+++ Exercise materials

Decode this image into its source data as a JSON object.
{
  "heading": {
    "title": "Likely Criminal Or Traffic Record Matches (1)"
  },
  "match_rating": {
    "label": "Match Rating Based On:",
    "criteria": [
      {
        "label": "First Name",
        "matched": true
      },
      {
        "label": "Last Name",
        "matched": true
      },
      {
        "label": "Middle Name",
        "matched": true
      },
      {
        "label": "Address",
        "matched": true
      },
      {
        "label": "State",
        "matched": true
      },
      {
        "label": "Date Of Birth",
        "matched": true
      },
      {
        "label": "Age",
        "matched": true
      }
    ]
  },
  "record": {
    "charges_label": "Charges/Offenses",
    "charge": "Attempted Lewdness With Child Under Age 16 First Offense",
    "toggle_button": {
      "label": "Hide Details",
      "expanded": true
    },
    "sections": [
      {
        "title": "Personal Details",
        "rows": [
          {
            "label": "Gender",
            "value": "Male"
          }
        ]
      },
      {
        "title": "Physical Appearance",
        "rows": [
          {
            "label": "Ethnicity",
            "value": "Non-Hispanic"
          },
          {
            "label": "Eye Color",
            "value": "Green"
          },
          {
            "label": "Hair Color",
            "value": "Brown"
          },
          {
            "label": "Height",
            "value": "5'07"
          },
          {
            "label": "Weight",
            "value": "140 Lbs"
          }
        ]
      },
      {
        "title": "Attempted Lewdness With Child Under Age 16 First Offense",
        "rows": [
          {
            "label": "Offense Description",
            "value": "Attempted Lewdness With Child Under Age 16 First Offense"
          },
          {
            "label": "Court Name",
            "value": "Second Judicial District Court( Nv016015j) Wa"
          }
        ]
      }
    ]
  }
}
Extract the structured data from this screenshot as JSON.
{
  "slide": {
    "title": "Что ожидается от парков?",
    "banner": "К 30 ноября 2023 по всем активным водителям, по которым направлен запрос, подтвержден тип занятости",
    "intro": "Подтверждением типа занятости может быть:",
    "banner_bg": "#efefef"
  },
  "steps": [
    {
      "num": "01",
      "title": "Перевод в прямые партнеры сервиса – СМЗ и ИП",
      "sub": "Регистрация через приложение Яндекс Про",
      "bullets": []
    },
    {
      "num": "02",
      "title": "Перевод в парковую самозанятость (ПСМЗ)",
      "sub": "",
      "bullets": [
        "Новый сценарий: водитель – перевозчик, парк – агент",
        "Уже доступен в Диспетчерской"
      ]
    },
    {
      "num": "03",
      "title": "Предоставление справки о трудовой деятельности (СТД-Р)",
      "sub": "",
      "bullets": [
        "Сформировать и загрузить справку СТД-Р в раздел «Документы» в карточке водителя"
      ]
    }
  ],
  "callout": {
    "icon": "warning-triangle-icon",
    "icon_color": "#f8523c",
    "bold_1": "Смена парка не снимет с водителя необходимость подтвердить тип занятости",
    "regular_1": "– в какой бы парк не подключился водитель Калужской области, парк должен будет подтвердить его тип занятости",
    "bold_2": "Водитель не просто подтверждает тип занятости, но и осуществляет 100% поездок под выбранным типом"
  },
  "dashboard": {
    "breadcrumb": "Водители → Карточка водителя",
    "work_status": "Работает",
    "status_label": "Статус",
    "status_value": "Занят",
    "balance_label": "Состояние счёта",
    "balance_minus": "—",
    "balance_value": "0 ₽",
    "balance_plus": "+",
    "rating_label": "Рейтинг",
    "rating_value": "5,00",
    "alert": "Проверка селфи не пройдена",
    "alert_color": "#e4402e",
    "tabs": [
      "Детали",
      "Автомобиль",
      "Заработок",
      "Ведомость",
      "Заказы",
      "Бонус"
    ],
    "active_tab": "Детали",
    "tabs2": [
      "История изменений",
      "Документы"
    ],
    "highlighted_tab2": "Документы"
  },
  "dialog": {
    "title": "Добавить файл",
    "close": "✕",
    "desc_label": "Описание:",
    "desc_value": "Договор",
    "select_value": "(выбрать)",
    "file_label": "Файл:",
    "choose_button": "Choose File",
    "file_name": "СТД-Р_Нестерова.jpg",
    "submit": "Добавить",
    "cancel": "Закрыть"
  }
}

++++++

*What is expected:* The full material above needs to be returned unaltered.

*Solution for this task:*
Decode this image into its source data as a JSON object.
{
  "heading": {
    "title": "Likely Criminal Or Traffic Record Matches (1)"
  },
  "match_rating": {
    "label": "Match Rating Based On:",
    "criteria": [
      {
        "label": "First Name",
        "matched": true
      },
      {
        "label": "Last Name",
        "matched": true
      },
      {
        "label": "Middle Name",
        "matched": true
      },
      {
        "label": "Address",
        "matched": true
      },
      {
        "label": "State",
        "matched": true
      },
      {
        "label": "Date Of Birth",
        "matched": true
      },
      {
        "label": "Age",
        "matched": true
      }
    ]
  },
  "record": {
    "charges_label": "Charges/Offenses",
    "charge": "Attempted Lewdness With Child Under Age 16 First Offense",
    "toggle_button": {
      "label": "Hide Details",
      "expanded": true
    },
    "sections": [
      {
        "title": "Personal Details",
        "rows": [
          {
            "label": "Gender",
            "value": "Male"
          }
        ]
      },
      {
        "title": "Physical Appearance",
        "rows": [
          {
            "label": "Ethnicity",
            "value": "Non-Hispanic"
          },
          {
            "label": "Eye Color",
            "value": "Green"
          },
          {
            "label": "Hair Color",
            "value": "Brown"
          },
          {
            "label": "Height",
            "value": "5'07"
          },
          {
            "label": "Weight",
            "value": "140 Lbs"
          }
        ]
      },
      {
        "title": "Attempted Lewdness With Child Under Age 16 First Offense",
        "rows": [
          {
            "label": "Offense Description",
            "value": "Attempted Lewdness With Child Under Age 16 First Offense"
          },
          {
            "label": "Court Name",
            "value": "Second Judicial District Court( Nv016015j) Wa"
          }
        ]
      }
    ]
  }
}
Extract the structured data from this screenshot as JSON.
{
  "slide": {
    "title": "Что ожидается от парков?",
    "banner": "К 30 ноября 2023 по всем активным водителям, по которым направлен запрос, подтвержден тип занятости",
    "intro": "Подтверждением типа занятости может быть:",
    "banner_bg": "#efefef"
  },
  "steps": [
    {
      "num": "01",
      "title": "Перевод в прямые партнеры сервиса – СМЗ и ИП",
      "sub": "Регистрация через приложение Яндекс Про",
      "bullets": []
    },
    {
      "num": "02",
      "title": "Перевод в парковую самозанятость (ПСМЗ)",
      "sub": "",
      "bullets": [
        "Новый сценарий: водитель – перевозчик, парк – агент",
        "Уже доступен в Диспетчерской"
      ]
    },
    {
      "num": "03",
      "title": "Предоставление справки о трудовой деятельности (СТД-Р)",
      "sub": "",
      "bullets": [
        "Сформировать и загрузить справку СТД-Р в раздел «Документы» в карточке водителя"
      ]
    }
  ],
  "callout": {
    "icon": "warning-triangle-icon",
    "icon_color": "#f8523c",
    "bold_1": "Смена парка не снимет с водителя необходимость подтвердить тип занятости",
    "regular_1": "– в какой бы парк не подключился водитель Калужской области, парк должен будет подтвердить его тип занятости",
    "bold_2": "Водитель не просто подтверждает тип занятости, но и осуществляет 100% поездок под выбранным типом"
  },
  "dashboard": {
    "breadcrumb": "Водители → Карточка водителя",
    "work_status": "Работает",
    "status_label": "Статус",
    "status_value": "Занят",
    "balance_label": "Состояние счёта",
    "balance_minus": "—",
    "balance_value": "0 ₽",
    "balance_plus": "+",
    "rating_label": "Рейтинг",
    "rating_value": "5,00",
    "alert": "Проверка селфи не пройдена",
    "alert_color": "#e4402e",
    "tabs": [
      "Детали",
      "Автомобиль",
      "Заработок",
      "Ведомость",
      "Заказы",
      "Бонус"
    ],
    "active_tab": "Детали",
    "tabs2": [
      "История изменений",
      "Документы"
    ],
    "highlighted_tab2": "Документы"
  },
  "dialog": {
    "title": "Добавить файл",
    "close": "✕",
    "desc_label": "Описание:",
    "desc_value": "Договор",
    "select_value": "(выбрать)",
    "file_label": "Файл:",
    "choose_button": "Choose File",
    "file_name": "СТД-Р_Нестерова.jpg",
    "submit": "Добавить",
    "cancel": "Закрыть"
  }
}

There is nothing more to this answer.